II. What is the Duty of Oversight?

Using the same two factors as the Caremark Court, the McDonald’s Court explained that an officer’s duty of oversight includes obligations to: (1) “make a good faith effort to ensure that information systems are in place so that the officers receive relevant and timely information that they can provide to the directors,” and (2) “address [red flags] and report upward.” Although the duty is seemingly the same between officers and directors, it is more limited for officers as “officers will generally only be responsible for addressing or reporting red flags within their areas of responsibility.” There may be instances, however, when an officer may still be responsible for reporting red flags outside the scope of his or her duties, such as instances involving “egregious” or “sufficiently prominent” red flags. The limitation on an officer’s duty may also not be applicable to those officers whom have a more expansive scope of responsibility, such as with a Chief Executive Officer.

The McDonald’s Court also noted that for an officer to be liable for breach of this new duty, he or she must have acted in “bad faith” by either deliberately failing to make a good faith effort to establish the necessary systems or consciously disregarding the red flags. As in McDonald’s, this may look like ignoring complaints, others fearing retaliation for reporting such complaints, and/or engaging in the complained-of behavior.

III. Impact of McDonald’s Decision

Since other jurisdictions frequently look to Delaware for guidance on corporate law, it is likely that the McDonald’s Court’s recognition of an oversight duty for officers will spread across jurisdictions. Thus, companies and their officers should ensure they are adequately protected for the future by:

  • Maintaining adequate reporting systems;
  • Providing training to employees, officers, and directors to make certain each is aware of the existence and how to properly use such reporting systems;
  • Ensuring that officers have and use a standard method for documenting their responses to “red flags;” and
  • Reviewing company policies to ensure adequate anti-harassment and anti-discrimination policies are in place.

Phillips Murrah P.C.’s attorneys will continue to monitor and post about developments on this issue.

Laurel L. Baker is a litigation attorney whose primary focus is on commercial and business litigation matters representing both plaintiffs and defendants in disputes involving banking, corporate governance, contracts, mergers and acquisitions, employment, and other business issues.

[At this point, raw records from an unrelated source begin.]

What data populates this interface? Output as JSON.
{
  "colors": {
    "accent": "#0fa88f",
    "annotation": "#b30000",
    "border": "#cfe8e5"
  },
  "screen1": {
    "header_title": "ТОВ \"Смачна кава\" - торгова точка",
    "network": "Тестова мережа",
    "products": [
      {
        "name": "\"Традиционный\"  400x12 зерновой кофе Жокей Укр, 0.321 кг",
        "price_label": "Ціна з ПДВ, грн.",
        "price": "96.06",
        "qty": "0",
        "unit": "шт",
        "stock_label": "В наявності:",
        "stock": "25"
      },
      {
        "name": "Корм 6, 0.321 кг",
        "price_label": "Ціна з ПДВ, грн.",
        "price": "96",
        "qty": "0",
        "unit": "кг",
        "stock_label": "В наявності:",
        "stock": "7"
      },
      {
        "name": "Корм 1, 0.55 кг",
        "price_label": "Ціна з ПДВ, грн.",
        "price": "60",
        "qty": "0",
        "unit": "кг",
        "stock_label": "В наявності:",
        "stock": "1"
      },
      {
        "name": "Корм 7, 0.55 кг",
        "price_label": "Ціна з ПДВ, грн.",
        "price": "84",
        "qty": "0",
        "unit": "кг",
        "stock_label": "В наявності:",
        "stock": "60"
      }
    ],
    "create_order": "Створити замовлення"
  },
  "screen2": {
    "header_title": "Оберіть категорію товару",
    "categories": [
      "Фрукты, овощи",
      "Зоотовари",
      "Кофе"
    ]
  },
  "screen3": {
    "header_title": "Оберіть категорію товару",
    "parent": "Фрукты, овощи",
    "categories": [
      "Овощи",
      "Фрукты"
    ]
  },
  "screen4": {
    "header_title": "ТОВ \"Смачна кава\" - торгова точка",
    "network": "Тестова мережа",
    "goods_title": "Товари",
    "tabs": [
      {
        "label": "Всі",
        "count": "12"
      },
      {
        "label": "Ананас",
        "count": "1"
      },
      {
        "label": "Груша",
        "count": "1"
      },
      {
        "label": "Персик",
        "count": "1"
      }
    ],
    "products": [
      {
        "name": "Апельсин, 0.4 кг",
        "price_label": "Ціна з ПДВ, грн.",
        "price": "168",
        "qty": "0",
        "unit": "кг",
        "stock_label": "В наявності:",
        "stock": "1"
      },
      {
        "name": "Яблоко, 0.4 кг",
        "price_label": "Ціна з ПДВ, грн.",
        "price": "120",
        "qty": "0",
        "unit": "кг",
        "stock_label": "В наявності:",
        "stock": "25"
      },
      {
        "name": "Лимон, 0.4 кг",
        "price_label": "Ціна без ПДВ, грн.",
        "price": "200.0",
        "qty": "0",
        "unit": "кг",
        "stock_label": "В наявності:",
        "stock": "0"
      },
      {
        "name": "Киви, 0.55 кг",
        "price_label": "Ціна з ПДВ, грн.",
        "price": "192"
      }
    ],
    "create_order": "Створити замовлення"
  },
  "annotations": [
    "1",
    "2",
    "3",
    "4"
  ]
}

Angela M. Buchanan is a litigator who primarily focuses her practice on complex commercial litigation and disputes. Angela has extensive experience in and out of the court room and in handling complex multi-million dollar contract, fraud and premises liability matters for national, multi-national, regional and local companies. Angela also has specific experience in transportation, contract disputes, products liability, toxic tort and insurance litigation. Angela has had success at all stages of litigation, including discovery, summary judgment, mediation, and trial.